Even if he loses today, Donald Trump already has vandalized American democracy. That someone so plainly unfit for public office could come anywhere close to winning the highest one in the land shows that our experiment in self-government has veered badly off course.
Forget about ideology or party for a moment. There’s a lot more at stake than whether our county moves left or right, or which tribe of partisans wins the election, or who gets to make the next Supreme Court pick. America’s success ultimately depends on effective governance – our collective ability to solve common problems and adapt to change – which in turn depends on the moral qualities and character of the people we choose to govern us.
As a Virginian reared on Jeffersonian tenets, I’ve always shared his faith that the people are a safer repository of our liberties than monarchs, aristocrats or technocrats. That nearly half of U.S. voters seem willing to put a shameless demagogue like Trump in the White House, however, suggests that “we the people” are losing the ability to recognize and pick good leaders.
Apart from some holier-than-thou lefties who want to kick Jefferson himself out of the national pantheon, Americans don’t expect their political leaders to be plaster saints. But we do expect them to possess some basic traits that are essential to making our democracy work: thoughtfulness, pragmatism, empathy, an even temper, sound judgment and simple human decency.

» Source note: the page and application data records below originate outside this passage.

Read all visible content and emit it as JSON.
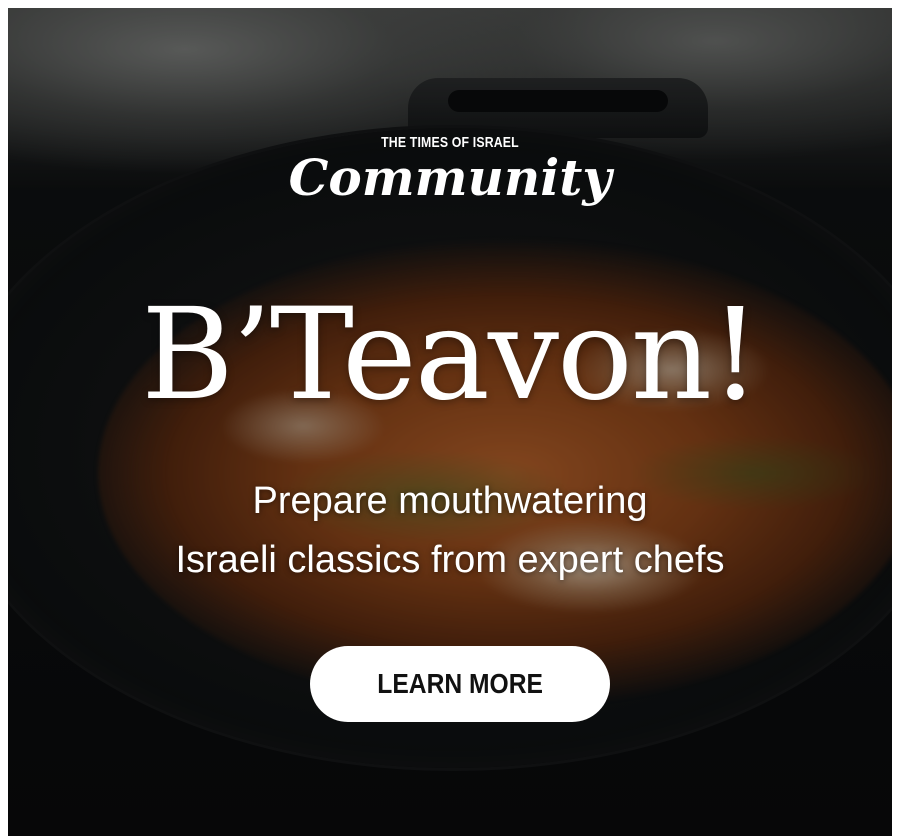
{
  "brand": {
    "publication": "THE TIMES OF ISRAEL",
    "section": "Community"
  },
  "headline": "B’Teavon!",
  "subheadline": {
    "line1": "Prepare mouthwatering",
    "line2": "Israeli classics from expert chefs"
  },
  "cta": {
    "label": "LEARN MORE"
  },
  "colors": {
    "text": "#ffffff",
    "button_bg": "#ffffff",
    "button_text": "#111111"
  },
  "background": {
    "subject": "shakshuka-in-cast-iron-pan-photo"
  }
}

Trump fails on every count. A textbook sociopath, he cares nothing for others and views the world solely through the prism of his wants and insatiable need for attention. He constantly makes things up and keeps lying even he’s been found out and corrected. He insults and taunts, playground style, anyone who criticizes or disagrees with him. His towering self-regard is matched only by his ignorance of the issues he’d have to deal with as president. And far from surrounding himself with the “best people,” as he’s promised, Trump takes counsel from a motley entourage of toadies, conspiracy theorists and “alt-right” bigots.
Trump, in short, is the antithesis of an effective political leader. In fact, he’s made his contempt for democratic politics perfectly clear, denouncing the nation’s elected leaders as uniformly corrupt and incompetent and informing the Republican National Convention that “I alone can fix it.”
That so many white, working class voters have accepted this invitation to strongman rule is shocking. It shows how deeply estranged they are from the multi-ethnic democracy America is becoming. Trump’s appeal to these voters lies in his willingness to offend liberal sensibilities – mocking the disabled, vowing to ban Muslims, conflating immigrants with “criminal aliens,” dismissing his bragging about sexual assault as harmless locker room talk, etc. – as well as his fanciful promise to recreate the relatively closed U.S. economy and social hierarchies of the 1950s. It’s a radically reactionary outlook that threatens to move an already polarized society toward civil strife.
There is certainly nothing conservative about Trump’s wanton violation of the normal rules of electoral competition, which have evolved over more than two centuries of U.S. democracy. Unable to engage his opponents in civil debate on the issues, he slurs and tries to delegitimize them. Deeply unpopular himself, Trump’s campaign “strategy” is to demonize Hillary Clinton. This plays out in the Nuremberg-style rallies where the maestro leads his rapt followers in chanting “lock her up” (while also inviting them to spew venom at political reporters). These ugly scenes are chillingly evocative of the “Two Minutes Hate” sessions organized by Big Brother in George Orwell’s classic novel, 1984.
Criminalizing political differences, treating political opponents as enemies rather than competitors, and attacking a free press are hallmarks of dictators and one-party states, not democracies. Our system of government, with its many checks and balances, was built for bargaining and compromise. What lawmaker wants to do business with ideologues that think they are evil and see politics as a holy war? Beyond destroying comity and good will between the parties, Trump’s paranoid style of politics – including alibiing his likely defeat by claiming that elites are rigging the election against him – corrodes public confidence in the legitimacy of our Constitutional order.
If Trump wins, he’s threatened to use his power as president to prosecute his defeated presidential rival. If he loses, millions of his followers will be left thinking their new President is a crook. Either way, U.S. democracy loses.
There’s a word for this kind of behavior: unpatriotic. But it’s just an extreme version of what we have already seen from the Republican Party as the Tea Party and Freedom Caucus arose during the Obama years – the “birther” lie, the blind obstructionism, the government shutdowns and refusal to fill court vacancies, and the neverending Congressional inquisitions. Even now, some House conservatives are talking about impeaching Clinton if she wins.
This is not the kind of politics that made America great. More than the usual partisan choices, the healthy functioning of our system of self-government is on the ballot today. Now it’s time for the voters to rise to their responsibility to protect and strengthen American democracy.